Looting is a more dangerous example of social contagion. Even when no police are in sight, most people have an internal prohibition against smashing windows and stealing, and they know that others share their inhibition. Seeing others loot can make susceptible onlookers ignore the inner voice telling them “no.” That’s especially the case if the looters have high status in their network, and also if some of the normal restraints of civic life—against, say, spray-painting storefronts or cursing out police—have already been loosened, as they had during the protests.
What does this period portend for gentrification?
I think it’s lights out for gentrification. We may still see young, college-educated strivers moving to cities to start their careers, but more established professional workers will shun public transportation, demand more telecommuting, and make their escape to the suburbs. A lot of what made urban living so appealing for that group—the indie theaters, restaurants, and cafés—will not be coming back. Gentrifiers were able to take safety, a degree of cleanliness, and lively street life for granted. All of that is now in doubt. As middle-class parents leave and services are cut, the schools are bound to deteriorate; that will be the final nail in the coffin of gentrification.

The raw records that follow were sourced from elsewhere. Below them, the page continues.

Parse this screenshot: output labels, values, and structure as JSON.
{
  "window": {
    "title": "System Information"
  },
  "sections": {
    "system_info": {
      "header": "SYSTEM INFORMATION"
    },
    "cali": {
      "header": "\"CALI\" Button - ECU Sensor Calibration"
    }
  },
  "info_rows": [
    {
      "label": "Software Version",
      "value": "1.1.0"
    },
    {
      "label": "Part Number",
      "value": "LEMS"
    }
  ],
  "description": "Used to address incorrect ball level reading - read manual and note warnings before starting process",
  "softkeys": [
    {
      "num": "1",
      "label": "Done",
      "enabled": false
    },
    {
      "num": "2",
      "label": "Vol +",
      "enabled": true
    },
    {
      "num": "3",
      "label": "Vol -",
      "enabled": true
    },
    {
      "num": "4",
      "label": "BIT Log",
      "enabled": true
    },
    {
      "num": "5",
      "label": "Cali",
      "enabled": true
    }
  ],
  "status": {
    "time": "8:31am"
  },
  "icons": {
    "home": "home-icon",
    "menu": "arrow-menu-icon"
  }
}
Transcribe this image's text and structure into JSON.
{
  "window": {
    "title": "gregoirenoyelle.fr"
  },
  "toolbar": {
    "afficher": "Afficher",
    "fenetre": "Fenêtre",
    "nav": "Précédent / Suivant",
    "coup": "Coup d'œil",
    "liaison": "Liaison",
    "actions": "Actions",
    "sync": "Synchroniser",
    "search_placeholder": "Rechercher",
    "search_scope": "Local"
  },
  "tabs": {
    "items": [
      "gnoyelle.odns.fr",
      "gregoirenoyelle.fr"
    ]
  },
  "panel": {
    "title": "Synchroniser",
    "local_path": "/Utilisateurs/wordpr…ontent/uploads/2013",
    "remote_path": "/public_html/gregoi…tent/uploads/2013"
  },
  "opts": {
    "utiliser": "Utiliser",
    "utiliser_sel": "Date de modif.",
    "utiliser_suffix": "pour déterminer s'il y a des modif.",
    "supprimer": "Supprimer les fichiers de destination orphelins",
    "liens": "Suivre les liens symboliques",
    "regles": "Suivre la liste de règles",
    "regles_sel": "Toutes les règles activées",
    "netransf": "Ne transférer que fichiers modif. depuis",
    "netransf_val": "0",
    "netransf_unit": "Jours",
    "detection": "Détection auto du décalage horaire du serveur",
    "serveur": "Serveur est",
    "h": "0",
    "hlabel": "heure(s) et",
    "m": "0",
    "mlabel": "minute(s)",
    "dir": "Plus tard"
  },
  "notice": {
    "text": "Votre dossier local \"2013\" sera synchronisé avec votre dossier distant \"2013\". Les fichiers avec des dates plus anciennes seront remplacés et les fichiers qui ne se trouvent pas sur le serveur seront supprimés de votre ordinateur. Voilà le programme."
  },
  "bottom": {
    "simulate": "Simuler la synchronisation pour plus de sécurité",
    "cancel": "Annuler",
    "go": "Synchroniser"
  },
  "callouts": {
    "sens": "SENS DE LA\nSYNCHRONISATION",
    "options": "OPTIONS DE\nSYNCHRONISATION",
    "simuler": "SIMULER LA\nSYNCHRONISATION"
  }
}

What does the future hold for U.S. cities?
Manhattan Institute president Reihan Salam has already warned about the likely “white flight” when taxes rise as a result of a needier, smaller population. The impact could be reduced if large companies keep their headquarters in urban centers. Even if more of their workers are telecommuting, there will be a substantial service need for offices and for the employees who still want to live close to where they work.
The other unknown for cities is what happens to immigrants. Remember: a third or more of the population of New York City, San Francisco, and Los Angeles is foreign-born. Immigrants tend to start more businesses and revive neighborhoods, but if cities lose enough population, the potential customer base will dry up. It’s unclear whether immigrants will continue to see opportunity in American cities.
What is an overlooked trend in America?
I don’t know how overlooked it is, but I worry most about the profound disenchantment of the younger generation. Recent college and high school graduates have been educated, if that’s the right word, to think of the United States as uniquely unjust. Firsthand experience with two steep recessions and the shaky promise of a college education in an era of diminishing career possibilities will provide seeming confirmation of those lessons. Young Americans were already delaying marriage and children, and our fertility rate is at record lows—as is trust in the future. The combination of nihilism about the future and ignorance of history is a dangerous one.
What is on your summer reading list?
The Crowd: A Study of the Popular Mind, by Gustave le Bon—published in 1895, it anticipates many of the insights of social network theory; The Social Leap, by William Von Hippel, on the evolution of social intelligence; The Price of Peace, a highly praised biography of John Maynard Keynes by Zachary Carter; and A House for Mr. Biswas, in hopes of finally correcting my inexcusable ignorance of the works of V. S. Naipaul.